• EXERCISE GOAL: Write each entry out again exactly as it was given.

[Dataset rows for apps and sites]
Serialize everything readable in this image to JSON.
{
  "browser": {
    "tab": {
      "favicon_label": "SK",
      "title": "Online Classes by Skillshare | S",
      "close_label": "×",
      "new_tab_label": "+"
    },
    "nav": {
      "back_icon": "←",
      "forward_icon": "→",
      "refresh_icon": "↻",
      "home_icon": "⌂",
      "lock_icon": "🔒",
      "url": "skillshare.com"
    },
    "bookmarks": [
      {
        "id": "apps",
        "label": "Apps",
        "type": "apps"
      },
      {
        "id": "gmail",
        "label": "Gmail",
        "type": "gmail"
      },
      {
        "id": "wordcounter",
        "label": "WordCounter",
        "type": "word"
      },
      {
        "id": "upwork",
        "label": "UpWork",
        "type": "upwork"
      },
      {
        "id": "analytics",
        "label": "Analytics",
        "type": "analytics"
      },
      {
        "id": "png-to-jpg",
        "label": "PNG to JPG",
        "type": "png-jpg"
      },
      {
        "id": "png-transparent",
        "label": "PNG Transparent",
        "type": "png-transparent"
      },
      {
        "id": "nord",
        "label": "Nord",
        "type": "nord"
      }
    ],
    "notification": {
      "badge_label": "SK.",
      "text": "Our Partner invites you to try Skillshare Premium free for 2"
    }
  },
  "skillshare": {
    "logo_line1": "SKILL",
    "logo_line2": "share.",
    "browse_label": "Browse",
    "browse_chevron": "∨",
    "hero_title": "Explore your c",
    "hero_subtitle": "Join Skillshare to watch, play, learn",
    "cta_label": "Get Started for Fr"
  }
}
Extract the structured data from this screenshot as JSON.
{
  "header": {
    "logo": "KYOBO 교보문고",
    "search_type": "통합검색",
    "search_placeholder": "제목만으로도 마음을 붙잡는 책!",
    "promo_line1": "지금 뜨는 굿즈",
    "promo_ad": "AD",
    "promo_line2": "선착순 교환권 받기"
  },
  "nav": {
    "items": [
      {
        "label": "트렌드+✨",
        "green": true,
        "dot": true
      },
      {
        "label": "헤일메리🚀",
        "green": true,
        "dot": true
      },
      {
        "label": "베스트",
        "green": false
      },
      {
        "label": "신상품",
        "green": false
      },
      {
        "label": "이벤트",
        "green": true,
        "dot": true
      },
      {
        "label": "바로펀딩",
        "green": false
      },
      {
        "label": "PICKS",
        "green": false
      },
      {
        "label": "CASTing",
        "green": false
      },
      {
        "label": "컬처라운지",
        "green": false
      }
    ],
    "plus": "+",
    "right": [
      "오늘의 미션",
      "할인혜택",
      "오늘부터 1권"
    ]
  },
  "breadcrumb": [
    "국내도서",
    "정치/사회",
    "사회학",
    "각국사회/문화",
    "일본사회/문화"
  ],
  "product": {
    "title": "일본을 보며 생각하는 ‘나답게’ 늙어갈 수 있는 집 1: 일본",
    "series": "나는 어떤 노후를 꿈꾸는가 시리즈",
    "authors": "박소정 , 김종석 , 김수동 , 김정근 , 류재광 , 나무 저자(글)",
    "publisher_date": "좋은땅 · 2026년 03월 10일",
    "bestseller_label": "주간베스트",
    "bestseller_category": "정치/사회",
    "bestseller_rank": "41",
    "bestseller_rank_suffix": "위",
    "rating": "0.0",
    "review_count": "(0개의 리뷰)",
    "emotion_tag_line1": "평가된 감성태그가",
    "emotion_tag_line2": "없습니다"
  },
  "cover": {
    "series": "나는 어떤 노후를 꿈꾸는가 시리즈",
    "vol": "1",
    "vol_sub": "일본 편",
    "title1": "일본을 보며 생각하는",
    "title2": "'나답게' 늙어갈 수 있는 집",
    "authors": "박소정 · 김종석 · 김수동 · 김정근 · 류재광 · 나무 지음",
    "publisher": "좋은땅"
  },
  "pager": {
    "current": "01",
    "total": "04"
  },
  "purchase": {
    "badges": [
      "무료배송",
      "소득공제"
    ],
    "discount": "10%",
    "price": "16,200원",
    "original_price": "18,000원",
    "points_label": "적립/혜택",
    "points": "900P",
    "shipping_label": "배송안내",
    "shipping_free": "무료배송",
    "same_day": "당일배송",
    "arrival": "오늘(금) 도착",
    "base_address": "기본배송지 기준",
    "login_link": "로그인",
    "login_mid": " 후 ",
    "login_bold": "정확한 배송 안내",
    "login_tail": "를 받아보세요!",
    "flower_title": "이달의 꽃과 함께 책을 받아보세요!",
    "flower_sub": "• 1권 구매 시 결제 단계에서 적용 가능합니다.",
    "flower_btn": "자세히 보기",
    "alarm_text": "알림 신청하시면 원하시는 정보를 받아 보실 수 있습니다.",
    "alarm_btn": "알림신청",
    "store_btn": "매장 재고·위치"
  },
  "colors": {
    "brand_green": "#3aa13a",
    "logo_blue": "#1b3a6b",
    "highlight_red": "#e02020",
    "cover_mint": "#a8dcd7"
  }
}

• RESPONSE:
Serialize everything readable in this image to JSON.
{
  "browser": {
    "tab": {
      "favicon_label": "SK",
      "title": "Online Classes by Skillshare | S",
      "close_label": "×",
      "new_tab_label": "+"
    },
    "nav": {
      "back_icon": "←",
      "forward_icon": "→",
      "refresh_icon": "↻",
      "home_icon": "⌂",
      "lock_icon": "🔒",
      "url": "skillshare.com"
    },
    "bookmarks": [
      {
        "id": "apps",
        "label": "Apps",
        "type": "apps"
      },
      {
        "id": "gmail",
        "label": "Gmail",
        "type": "gmail"
      },
      {
        "id": "wordcounter",
        "label": "WordCounter",
        "type": "word"
      },
      {
        "id": "upwork",
        "label": "UpWork",
        "type": "upwork"
      },
      {
        "id": "analytics",
        "label": "Analytics",
        "type": "analytics"
      },
      {
        "id": "png-to-jpg",
        "label": "PNG to JPG",
        "type": "png-jpg"
      },
      {
        "id": "png-transparent",
        "label": "PNG Transparent",
        "type": "png-transparent"
      },
      {
        "id": "nord",
        "label": "Nord",
        "type": "nord"
      }
    ],
    "notification": {
      "badge_label": "SK.",
      "text": "Our Partner invites you to try Skillshare Premium free for 2"
    }
  },
  "skillshare": {
    "logo_line1": "SKILL",
    "logo_line2": "share.",
    "browse_label": "Browse",
    "browse_chevron": "∨",
    "hero_title": "Explore your c",
    "hero_subtitle": "Join Skillshare to watch, play, learn",
    "cta_label": "Get Started for Fr"
  }
}
Extract the structured data from this screenshot as JSON.
{
  "header": {
    "logo": "KYOBO 교보문고",
    "search_type": "통합검색",
    "search_placeholder": "제목만으로도 마음을 붙잡는 책!",
    "promo_line1": "지금 뜨는 굿즈",
    "promo_ad": "AD",
    "promo_line2": "선착순 교환권 받기"
  },
  "nav": {
    "items": [
      {
        "label": "트렌드+✨",
        "green": true,
        "dot": true
      },
      {
        "label": "헤일메리🚀",
        "green": true,
        "dot": true
      },
      {
        "label": "베스트",
        "green": false
      },
      {
        "label": "신상품",
        "green": false
      },
      {
        "label": "이벤트",
        "green": true,
        "dot": true
      },
      {
        "label": "바로펀딩",
        "green": false
      },
      {
        "label": "PICKS",
        "green": false
      },
      {
        "label": "CASTing",
        "green": false
      },
      {
        "label": "컬처라운지",
        "green": false
      }
    ],
    "plus": "+",
    "right": [
      "오늘의 미션",
      "할인혜택",
      "오늘부터 1권"
    ]
  },
  "breadcrumb": [
    "국내도서",
    "정치/사회",
    "사회학",
    "각국사회/문화",
    "일본사회/문화"
  ],
  "product": {
    "title": "일본을 보며 생각하는 ‘나답게’ 늙어갈 수 있는 집 1: 일본",
    "series": "나는 어떤 노후를 꿈꾸는가 시리즈",
    "authors": "박소정 , 김종석 , 김수동 , 김정근 , 류재광 , 나무 저자(글)",
    "publisher_date": "좋은땅 · 2026년 03월 10일",
    "bestseller_label": "주간베스트",
    "bestseller_category": "정치/사회",
    "bestseller_rank": "41",
    "bestseller_rank_suffix": "위",
    "rating": "0.0",
    "review_count": "(0개의 리뷰)",
    "emotion_tag_line1": "평가된 감성태그가",
    "emotion_tag_line2": "없습니다"
  },
  "cover": {
    "series": "나는 어떤 노후를 꿈꾸는가 시리즈",
    "vol": "1",
    "vol_sub": "일본 편",
    "title1": "일본을 보며 생각하는",
    "title2": "'나답게' 늙어갈 수 있는 집",
    "authors": "박소정 · 김종석 · 김수동 · 김정근 · 류재광 · 나무 지음",
    "publisher": "좋은땅"
  },
  "pager": {
    "current": "01",
    "total": "04"
  },
  "purchase": {
    "badges": [
      "무료배송",
      "소득공제"
    ],
    "discount": "10%",
    "price": "16,200원",
    "original_price": "18,000원",
    "points_label": "적립/혜택",
    "points": "900P",
    "shipping_label": "배송안내",
    "shipping_free": "무료배송",
    "same_day": "당일배송",
    "arrival": "오늘(금) 도착",
    "base_address": "기본배송지 기준",
    "login_link": "로그인",
    "login_mid": " 후 ",
    "login_bold": "정확한 배송 안내",
    "login_tail": "를 받아보세요!",
    "flower_title": "이달의 꽃과 함께 책을 받아보세요!",
    "flower_sub": "• 1권 구매 시 결제 단계에서 적용 가능합니다.",
    "flower_btn": "자세히 보기",
    "alarm_text": "알림 신청하시면 원하시는 정보를 받아 보실 수 있습니다.",
    "alarm_btn": "알림신청",
    "store_btn": "매장 재고·위치"
  },
  "colors": {
    "brand_green": "#3aa13a",
    "logo_blue": "#1b3a6b",
    "highlight_red": "#e02020",
    "cover_mint": "#a8dcd7"
  }
}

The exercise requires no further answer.